I remember, some time in 2006, suddenly a bunch of my friends joined an ‘exciting American ecommerce company” called JCPenney, in Singapore.
Yes, the very retailer that just filed for bankruptcy in the US.
Not much about their venture in Singapore more than a decade ago was left online, here is one about the launch in 2007.
When they told me about their new jobs, I shrugged my shoulders. I had never heard of this company, nor did I know much about ecommerce. I was, as part of my first job, flying around Asia on the very exciting topic of technology-enabled government transformation.
Soon this group of friends became the centre of attention – because they were always touting branded jeans and other apparel at really good rates. “We have our internal rates, and I can buy for you at these rates.”

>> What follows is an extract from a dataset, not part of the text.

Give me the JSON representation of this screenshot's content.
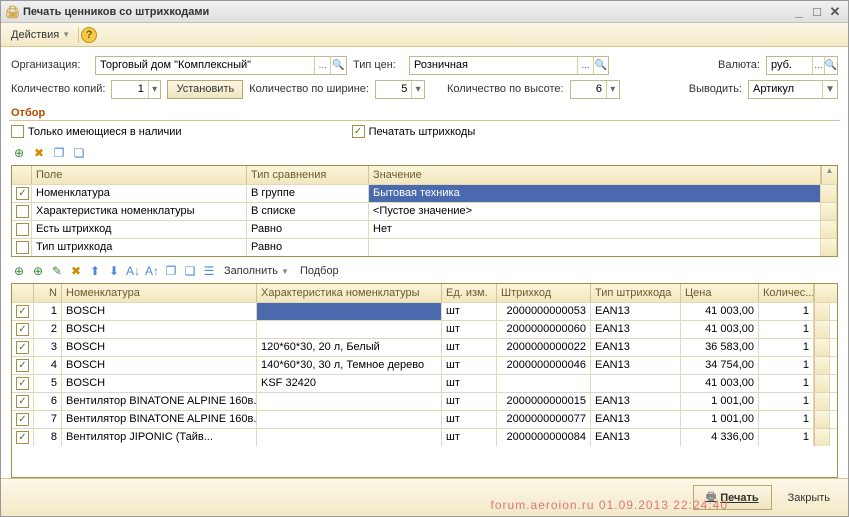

What is peculiar is that aside from ‘e-commerce’ and ‘American” – they did not really share much about what they were doing. Well, they must have signed NDA – nobody really bothered asking.
Until, not long later, one of them came into the friends group and told everyone there was a clearance sale as JC Penney was exiting the market. “But you have just launched,” asked another friend, a frequent buyer of cheap branded jeans.
“Our bosses said the market is not good, not worth it,” here went the response.
In fact, one later told me that nobody in the team was ever sure about what the game plan was, if there was one. They were also not sure how much they should really invest in the market – bear in mind that e-commerce was far from understood in this region. Lazada’s founding was 6 years later.
So this was an episode defined by lack of planning, lack of commitment and lack of proper organisational structure to support a new market.
Now when we examine all these big Chinese tech companies venturing overseas, does the episode above sound familiar?